In Journey to the End of the NightCéline‘s central character, Ferdinand Bardamu is confronted with uncontrovertible evidence of moral goodness in Sergeant Alcide–who is nobly working away in a remote colonial outpost to financially support a niece who is little more than a perfect stranger to him. That night, as Bardamu gazes at the sleeping Alcide, now once again, in inactivity, utterly unremarkable and undistinguishable from others who serve like him, he thinks to himself:

There ought to be some mark by which to distinguish good people from bad.

There isn’t, of course. But that hasn’t stopped mankind from continuing to hold on to this forlorn hope in the face of the stubborn difficulty of making moral judgements and evaluations about our fellow humans. Sometimes we seek to evaluate fellow humans on the basis of simple tests of conformance to a pre-established, clearly specified, moral code or decision procedure; sometimes we drop all pretence of sophisticated ethical analysis and take refuge in literal external marks.

These external marks and identifiers have varied through and across space and time and cultures. Sometimes shadings of skin pigmentations have been established as the distinguishing marker of goodness; sometimes it is the shape of the skull that has been taken to be the desired marker; sometimes national or ethnic origin; sometimes religious affiliation. (If that religious affiliation is visible by means of an external marker–like a turban for instance–then so much the better. West Pakistani troops conducting genocide in East Pakistan in 1971 were fond of asking Bengali civilians to drop their pants and expose their genitals;¹ the uncircumcised ones were led off to be shot; their bodies had revealed them to be of the wrong religion, and that was all that mattered as the West Pakistani Army sought to cleanse East Pakistan of those subversive elements that threatened the Pakistani polity.)

Confronted with this history of failure to find the distinguishing external mark of goodness, perhaps emblazoned on our foreheads by the cosmic branding authority, hope has turned elsewhere, inwards. Perhaps the distinguishing mark is not placed outside on our bodies but will be found inside us–in some innard or other.

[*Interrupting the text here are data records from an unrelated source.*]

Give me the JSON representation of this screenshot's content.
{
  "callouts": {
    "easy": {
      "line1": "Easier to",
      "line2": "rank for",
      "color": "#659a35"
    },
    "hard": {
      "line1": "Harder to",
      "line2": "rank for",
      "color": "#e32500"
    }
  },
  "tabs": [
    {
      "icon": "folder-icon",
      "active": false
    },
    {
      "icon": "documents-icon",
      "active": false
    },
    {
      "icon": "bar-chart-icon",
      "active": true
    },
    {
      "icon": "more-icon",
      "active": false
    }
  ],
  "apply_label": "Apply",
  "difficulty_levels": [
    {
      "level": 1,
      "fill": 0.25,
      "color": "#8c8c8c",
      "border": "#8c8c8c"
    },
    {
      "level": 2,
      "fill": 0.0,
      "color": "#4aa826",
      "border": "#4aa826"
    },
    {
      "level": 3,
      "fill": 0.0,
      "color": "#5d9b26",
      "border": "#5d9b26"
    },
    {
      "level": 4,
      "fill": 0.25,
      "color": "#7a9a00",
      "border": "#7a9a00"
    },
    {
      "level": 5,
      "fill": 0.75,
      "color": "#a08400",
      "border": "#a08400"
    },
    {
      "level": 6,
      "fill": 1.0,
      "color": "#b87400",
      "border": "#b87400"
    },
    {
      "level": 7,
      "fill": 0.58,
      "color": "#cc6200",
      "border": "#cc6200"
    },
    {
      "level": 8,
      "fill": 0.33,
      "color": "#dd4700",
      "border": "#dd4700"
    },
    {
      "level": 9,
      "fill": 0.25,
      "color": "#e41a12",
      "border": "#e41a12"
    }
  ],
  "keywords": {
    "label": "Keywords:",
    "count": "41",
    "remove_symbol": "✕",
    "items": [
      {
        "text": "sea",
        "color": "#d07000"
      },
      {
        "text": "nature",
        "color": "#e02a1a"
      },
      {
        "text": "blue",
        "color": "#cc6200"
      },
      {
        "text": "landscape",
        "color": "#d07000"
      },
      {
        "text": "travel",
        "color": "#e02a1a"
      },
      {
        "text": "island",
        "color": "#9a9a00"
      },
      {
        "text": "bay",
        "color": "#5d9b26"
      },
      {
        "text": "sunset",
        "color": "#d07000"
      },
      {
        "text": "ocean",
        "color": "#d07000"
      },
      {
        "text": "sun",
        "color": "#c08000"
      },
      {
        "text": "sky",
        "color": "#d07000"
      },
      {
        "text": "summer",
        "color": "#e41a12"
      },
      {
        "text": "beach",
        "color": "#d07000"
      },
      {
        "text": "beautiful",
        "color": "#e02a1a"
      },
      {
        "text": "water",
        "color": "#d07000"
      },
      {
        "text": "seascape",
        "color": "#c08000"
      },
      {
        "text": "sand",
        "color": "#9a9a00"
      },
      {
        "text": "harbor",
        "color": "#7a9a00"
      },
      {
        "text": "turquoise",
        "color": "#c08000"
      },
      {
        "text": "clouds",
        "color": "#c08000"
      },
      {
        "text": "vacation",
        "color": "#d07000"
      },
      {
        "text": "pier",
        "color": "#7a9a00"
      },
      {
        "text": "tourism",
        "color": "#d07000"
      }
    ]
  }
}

Perhaps there is ‘bad blood’ in some among us, or even worse, some might have ‘bad brains.’ Unsurprisingly, we have turned to neuroscience to help us with moral decisions: here is a brain state found in mass murderers and criminals; innocents do not seem to have it; our penal and moral decisions have received invaluable assistance. But as a growing litany of problems with neuroscientific inference suggest, these identifications of brain states and their correlations with particular behavior and the explanations that result rest on shaky foundations.

In the face of this determination to seek simple markers for moral judgement my ‘There isn’t, of course’ seems rather glib; it fails to acknowledge the endless frustration and difficulty of decision-making in the moral domain–and the temptation to seek refuge in the clearly visible.

Note: R. J Rummel, Death by Government, page 323